Secretary of State Sam Reed notes that at least 98 percent of the votes cast this election will be by mail. He urges last-minute voters to use dropboxes or county election facilities, rather than risk not getting postmarked. (In Thurston County, for instance, outgoing mail left on one’s front porch will go to Tacoma to be postmarked and may not be counted if you aren’t careful.)
Reed says Washington voters are “revved up” about this year’s general election, and that he’s predicting a 66 percent return rate — the best for any midterm election in the past four decades. He estimates that more than 50 percent have already been returned, and that roughly 60 percent will be processed and tallied by Election Night. The rest will either still be in the mail (with a valid Nov. 2 postmark) or already at the courthouse awaiting processing.
And, yes, it could be a nail-biting wait for results if the race is tight on Election Night. Most counties, including King, will post only one tally Election Night, unlike the old days when the vote count was updated multiple times before workers went home around midnight. Most counties will report their updates on a daily basis this week.
For a one-stop election results homepage, head to www.vote.wa.gov after 8 p.m. on Tuesday and in the days ahead. Offices that are wholly within one county will be reported on the county’s election website.

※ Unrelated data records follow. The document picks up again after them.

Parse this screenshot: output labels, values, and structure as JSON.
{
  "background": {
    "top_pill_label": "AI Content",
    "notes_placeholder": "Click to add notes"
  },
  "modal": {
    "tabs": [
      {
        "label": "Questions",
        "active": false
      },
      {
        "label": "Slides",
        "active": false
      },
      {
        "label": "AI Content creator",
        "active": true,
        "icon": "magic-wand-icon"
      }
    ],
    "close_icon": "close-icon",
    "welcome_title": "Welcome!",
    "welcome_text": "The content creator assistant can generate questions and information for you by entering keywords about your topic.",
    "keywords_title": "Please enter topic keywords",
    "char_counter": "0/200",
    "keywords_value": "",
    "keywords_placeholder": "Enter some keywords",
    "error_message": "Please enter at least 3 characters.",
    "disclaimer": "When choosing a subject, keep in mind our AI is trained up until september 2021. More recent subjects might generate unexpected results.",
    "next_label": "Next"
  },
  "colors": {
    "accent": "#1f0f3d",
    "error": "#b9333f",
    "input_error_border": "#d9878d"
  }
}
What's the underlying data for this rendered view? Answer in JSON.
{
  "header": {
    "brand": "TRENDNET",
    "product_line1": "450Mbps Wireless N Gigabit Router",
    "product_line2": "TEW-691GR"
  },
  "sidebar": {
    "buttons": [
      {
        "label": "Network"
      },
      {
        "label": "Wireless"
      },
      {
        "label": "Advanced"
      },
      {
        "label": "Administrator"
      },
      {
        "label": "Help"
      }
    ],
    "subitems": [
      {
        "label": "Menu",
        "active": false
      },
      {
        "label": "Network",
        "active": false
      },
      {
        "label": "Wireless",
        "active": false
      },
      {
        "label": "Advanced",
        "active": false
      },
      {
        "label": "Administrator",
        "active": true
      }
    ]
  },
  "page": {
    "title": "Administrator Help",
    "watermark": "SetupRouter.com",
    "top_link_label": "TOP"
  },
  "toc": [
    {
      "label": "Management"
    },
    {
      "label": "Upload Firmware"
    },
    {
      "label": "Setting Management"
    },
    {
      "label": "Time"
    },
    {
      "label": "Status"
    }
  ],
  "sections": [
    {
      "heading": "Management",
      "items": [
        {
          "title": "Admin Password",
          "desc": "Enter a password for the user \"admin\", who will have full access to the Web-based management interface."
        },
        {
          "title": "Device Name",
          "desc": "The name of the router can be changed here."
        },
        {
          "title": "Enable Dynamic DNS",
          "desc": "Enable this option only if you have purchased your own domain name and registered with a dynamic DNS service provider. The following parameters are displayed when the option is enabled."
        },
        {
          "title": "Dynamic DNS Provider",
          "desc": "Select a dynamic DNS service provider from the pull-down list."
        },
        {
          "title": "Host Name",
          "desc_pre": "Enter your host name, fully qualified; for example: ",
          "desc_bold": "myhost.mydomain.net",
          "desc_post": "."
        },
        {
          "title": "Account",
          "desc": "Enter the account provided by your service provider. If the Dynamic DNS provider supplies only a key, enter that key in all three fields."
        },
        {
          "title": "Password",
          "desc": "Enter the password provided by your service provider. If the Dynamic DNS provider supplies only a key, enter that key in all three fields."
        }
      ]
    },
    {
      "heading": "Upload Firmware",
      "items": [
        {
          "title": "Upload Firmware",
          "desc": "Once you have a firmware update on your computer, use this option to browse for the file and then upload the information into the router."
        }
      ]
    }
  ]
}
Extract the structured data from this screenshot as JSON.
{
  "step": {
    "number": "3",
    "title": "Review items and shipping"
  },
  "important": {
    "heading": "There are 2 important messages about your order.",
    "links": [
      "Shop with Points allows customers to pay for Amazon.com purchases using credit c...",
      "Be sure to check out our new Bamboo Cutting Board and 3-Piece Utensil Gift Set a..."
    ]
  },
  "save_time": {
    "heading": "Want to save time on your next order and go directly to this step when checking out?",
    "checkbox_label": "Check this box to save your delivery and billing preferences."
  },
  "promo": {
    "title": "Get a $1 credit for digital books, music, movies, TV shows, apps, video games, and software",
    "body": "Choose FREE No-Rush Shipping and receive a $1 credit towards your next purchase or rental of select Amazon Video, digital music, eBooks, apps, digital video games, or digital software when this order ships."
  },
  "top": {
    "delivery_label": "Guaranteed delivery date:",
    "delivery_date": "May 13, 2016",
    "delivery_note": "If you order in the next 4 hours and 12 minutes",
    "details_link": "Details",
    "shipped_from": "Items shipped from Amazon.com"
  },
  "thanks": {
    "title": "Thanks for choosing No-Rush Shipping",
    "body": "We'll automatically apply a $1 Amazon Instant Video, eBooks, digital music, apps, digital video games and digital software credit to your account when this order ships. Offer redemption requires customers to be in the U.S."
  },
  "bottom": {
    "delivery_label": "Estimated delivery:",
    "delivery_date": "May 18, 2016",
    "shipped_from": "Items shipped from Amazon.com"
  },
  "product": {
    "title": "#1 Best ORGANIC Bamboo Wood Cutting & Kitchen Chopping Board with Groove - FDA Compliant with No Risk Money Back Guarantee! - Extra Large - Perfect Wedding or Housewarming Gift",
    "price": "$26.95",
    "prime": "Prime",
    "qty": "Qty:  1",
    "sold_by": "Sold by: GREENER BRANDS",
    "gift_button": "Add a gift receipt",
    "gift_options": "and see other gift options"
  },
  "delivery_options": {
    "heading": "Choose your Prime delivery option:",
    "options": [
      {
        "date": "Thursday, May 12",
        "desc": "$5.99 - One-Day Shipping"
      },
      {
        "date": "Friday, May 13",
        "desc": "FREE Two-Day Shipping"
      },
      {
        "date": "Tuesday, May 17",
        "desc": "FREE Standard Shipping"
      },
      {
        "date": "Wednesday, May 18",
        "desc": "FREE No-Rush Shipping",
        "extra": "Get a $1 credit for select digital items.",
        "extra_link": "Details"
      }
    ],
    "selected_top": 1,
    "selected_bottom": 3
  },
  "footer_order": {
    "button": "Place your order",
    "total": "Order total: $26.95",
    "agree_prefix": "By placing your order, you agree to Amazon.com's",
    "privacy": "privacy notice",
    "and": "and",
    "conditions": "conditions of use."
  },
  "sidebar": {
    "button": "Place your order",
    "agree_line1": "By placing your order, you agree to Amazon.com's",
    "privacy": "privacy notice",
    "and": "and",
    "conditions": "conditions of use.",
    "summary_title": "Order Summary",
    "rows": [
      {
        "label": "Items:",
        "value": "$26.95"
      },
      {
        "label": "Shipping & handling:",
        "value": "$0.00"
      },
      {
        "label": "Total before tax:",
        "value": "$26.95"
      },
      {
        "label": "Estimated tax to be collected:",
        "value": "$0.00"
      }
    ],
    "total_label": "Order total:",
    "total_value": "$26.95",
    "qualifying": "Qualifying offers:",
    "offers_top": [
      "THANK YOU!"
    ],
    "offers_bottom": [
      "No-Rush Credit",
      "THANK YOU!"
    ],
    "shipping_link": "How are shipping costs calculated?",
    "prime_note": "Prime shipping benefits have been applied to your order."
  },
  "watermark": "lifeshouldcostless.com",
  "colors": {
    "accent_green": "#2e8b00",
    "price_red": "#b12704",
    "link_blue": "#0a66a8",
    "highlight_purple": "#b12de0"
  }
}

Bottom line: VOTE! It’s your voice. The state will be choosing a U.S. senator, all nine House members, 123 legislators in both chambers, judges, local officials, and deciding the fate of nine statewide ballot measures, covering everything from an income tax and privatizing liquor sales, to rolling back the soda pop tax and making it harder to raise taxes in Olympia.